Majority of parents in favor of Covid-19 vaccine for their child
More than half of parents in the Netherlands would like to have their child receive a vaccine against Covid-19 as soon as it is possible. This was shown in a study by Hart van Nederland amongst three thousand people where 59 percent said they would support a coronavirus vaccination for their offspring.
According to the study, 34 percent of respondents said they do not see the point in vaccinating children because they rarely get sick from contracting the coronavirus. They also claimed that the chance of transmission is very small.
The discussion surrounding coronavirus vaccinations for children sparked up this week after the United States approved the vaccine this week for children above the age of 12. Germany and France are considering following suit.
A study with Pfizer/BioNTech vaccine in the US showed that side effects for adolescents above the aged of 12 were consistent with side effects for teenagers 16 and older. Pfizer/BioNTech have now began investigating if the jab is also safe for children between 2- and 11-years old.
A coronavirus vaccine for children would be necessary for children with a medical pre-condition or who are living with vulnerable relatives.
“There are families who have been home for year, even if a vulnerable parent has been vaccinated.

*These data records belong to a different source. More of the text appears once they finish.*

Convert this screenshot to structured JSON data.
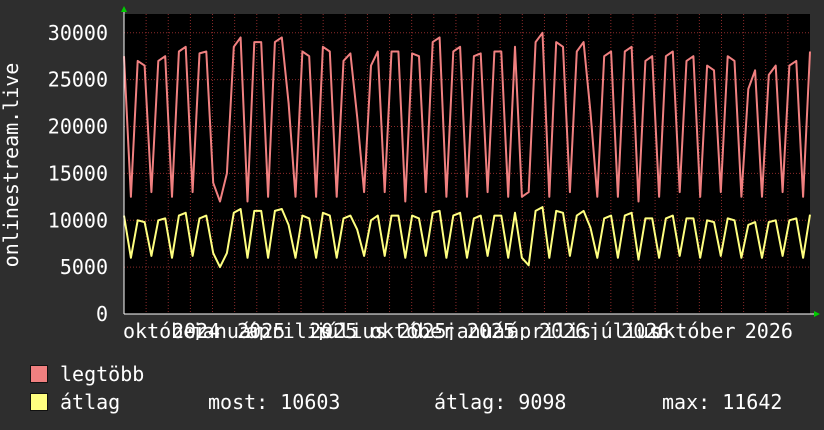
{
  "chart_data": {
    "type": "line",
    "ylabel": "onlinestream.live",
    "ylim": [
      0,
      32000
    ],
    "yticks": [
      0,
      5000,
      10000,
      15000,
      20000,
      25000,
      30000
    ],
    "ytick_labels": [
      "0",
      "5000",
      "10000",
      "15000",
      "20000",
      "25000",
      "30000"
    ],
    "xlim": [
      0,
      100
    ],
    "xtick_labels": [
      {
        "label": "október",
        "pos": 6
      },
      {
        "label": "2024",
        "pos": 10.5
      },
      {
        "label": "január",
        "pos": 15
      },
      {
        "label": "április",
        "pos": 24
      },
      {
        "label": "2025",
        "pos": 20
      },
      {
        "label": "július",
        "pos": 33
      },
      {
        "label": "2025",
        "pos": 30.5
      },
      {
        "label": "október",
        "pos": 42
      },
      {
        "label": "2025",
        "pos": 43.5
      },
      {
        "label": "január",
        "pos": 52
      },
      {
        "label": "2025",
        "pos": 53.5
      },
      {
        "label": "április",
        "pos": 62
      },
      {
        "label": "2026",
        "pos": 64
      },
      {
        "label": "július",
        "pos": 73
      },
      {
        "label": "2026",
        "pos": 76
      },
      {
        "label": "október",
        "pos": 83
      },
      {
        "label": "2026",
        "pos": 94
      }
    ],
    "grid": true,
    "background": "#000000",
    "grid_color": "#8a2a2a",
    "series": [
      {
        "name": "legtöbb",
        "color": "#f08080",
        "x": [
          0,
          1,
          2,
          3,
          4,
          5,
          6,
          7,
          8,
          9,
          10,
          11,
          12,
          13,
          14,
          15,
          16,
          17,
          18,
          19,
          20,
          21,
          22,
          23,
          24,
          25,
          26,
          27,
          28,
          29,
          30,
          31,
          32,
          33,
          34,
          35,
          36,
          37,
          38,
          39,
          40,
          41,
          42,
          43,
          44,
          45,
          46,
          47,
          48,
          49,
          50,
          51,
          52,
          53,
          54,
          55,
          56,
          57,
          58,
          59,
          60,
          61,
          62,
          63,
          64,
          65,
          66,
          67,
          68,
          69,
          70,
          71,
          72,
          73,
          74,
          75,
          76,
          77,
          78,
          79,
          80,
          81,
          82,
          83,
          84,
          85,
          86,
          87,
          88,
          89,
          90,
          91,
          92,
          93,
          94,
          95,
          96,
          97,
          98,
          99,
          100
        ],
        "values": [
          27500,
          12500,
          27000,
          26500,
          13000,
          27000,
          27500,
          12500,
          28000,
          28500,
          13000,
          27800,
          28000,
          14000,
          12000,
          15000,
          28500,
          29500,
          12000,
          29000,
          29000,
          12500,
          29000,
          29500,
          22500,
          12500,
          28000,
          27500,
          12500,
          28500,
          28000,
          12500,
          27000,
          27800,
          21000,
          13000,
          26500,
          28000,
          13000,
          28000,
          28000,
          12000,
          27800,
          27500,
          13000,
          29000,
          29500,
          12500,
          28000,
          28500,
          12500,
          27500,
          27800,
          13000,
          28000,
          28000,
          12500,
          28500,
          12500,
          13000,
          29000,
          30000,
          12500,
          29000,
          28500,
          13000,
          28000,
          29000,
          21500,
          12500,
          27500,
          28000,
          12500,
          28000,
          28500,
          12000,
          27000,
          27500,
          12500,
          27500,
          28000,
          13000,
          27000,
          27500,
          12500,
          26500,
          26000,
          13000,
          27500,
          27000,
          12500,
          24000,
          26000,
          12500,
          25500,
          26500,
          13000,
          26500,
          27000,
          12500,
          28000
        ]
      },
      {
        "name": "átlag",
        "color": "#ffff80",
        "x": [
          0,
          1,
          2,
          3,
          4,
          5,
          6,
          7,
          8,
          9,
          10,
          11,
          12,
          13,
          14,
          15,
          16,
          17,
          18,
          19,
          20,
          21,
          22,
          23,
          24,
          25,
          26,
          27,
          28,
          29,
          30,
          31,
          32,
          33,
          34,
          35,
          36,
          37,
          38,
          39,
          40,
          41,
          42,
          43,
          44,
          45,
          46,
          47,
          48,
          49,
          50,
          51,
          52,
          53,
          54,
          55,
          56,
          57,
          58,
          59,
          60,
          61,
          62,
          63,
          64,
          65,
          66,
          67,
          68,
          69,
          70,
          71,
          72,
          73,
          74,
          75,
          76,
          77,
          78,
          79,
          80,
          81,
          82,
          83,
          84,
          85,
          86,
          87,
          88,
          89,
          90,
          91,
          92,
          93,
          94,
          95,
          96,
          97,
          98,
          99,
          100
        ],
        "values": [
          10500,
          6000,
          10000,
          9800,
          6200,
          10000,
          10200,
          6000,
          10500,
          10800,
          6200,
          10200,
          10500,
          6500,
          5000,
          6500,
          10800,
          11200,
          6000,
          11000,
          11000,
          6000,
          11000,
          11200,
          9500,
          6000,
          10500,
          10200,
          6000,
          10800,
          10500,
          6000,
          10200,
          10500,
          9000,
          6200,
          10000,
          10500,
          6200,
          10500,
          10500,
          6000,
          10500,
          10200,
          6200,
          10800,
          11000,
          6000,
          10500,
          10800,
          6000,
          10200,
          10500,
          6200,
          10500,
          10500,
          6000,
          10800,
          6000,
          5200,
          11000,
          11400,
          6000,
          11000,
          10800,
          6200,
          10500,
          11000,
          9200,
          6000,
          10200,
          10500,
          6000,
          10500,
          10800,
          5800,
          10200,
          10200,
          6000,
          10200,
          10500,
          6200,
          10200,
          10200,
          6000,
          10000,
          9800,
          6200,
          10200,
          10000,
          6000,
          9500,
          9800,
          6000,
          9800,
          10000,
          6200,
          10000,
          10200,
          6000,
          10600
        ]
      }
    ]
  },
  "legend": [
    {
      "label": "legtöbb",
      "color": "#f08080"
    },
    {
      "label": "átlag",
      "color": "#ffff80"
    }
  ],
  "stats": {
    "most": "most: 10603",
    "atlag": "átlag: 9098",
    "max": "max: 11642"
  }
}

In that case, it is better to vaccinate the entire family, so children can go outside and see their friends again without worry”, epidemiologist, Patricia Bruijning said to Hart van Nederland.
Covid-19 vaccines in the Netherlands are already available for vulnerable 16- and 17-year-olds. “There are also young children with asthma and other vulnerable children who are more susceptible to the coronavirus. They should also get an injection”, Bruijning pointed out.
In the Netherlands, Covid-19 vaccines for adolescents above the age of 12 are still being tested. On Friday the epidemiologist from the UMC Utrecht said that more research needs to be conducted to determine the safety of a coronavirus vaccine for adolescents. Bruijning did, however, say, “If the results are good, then they too can get their turn soon.”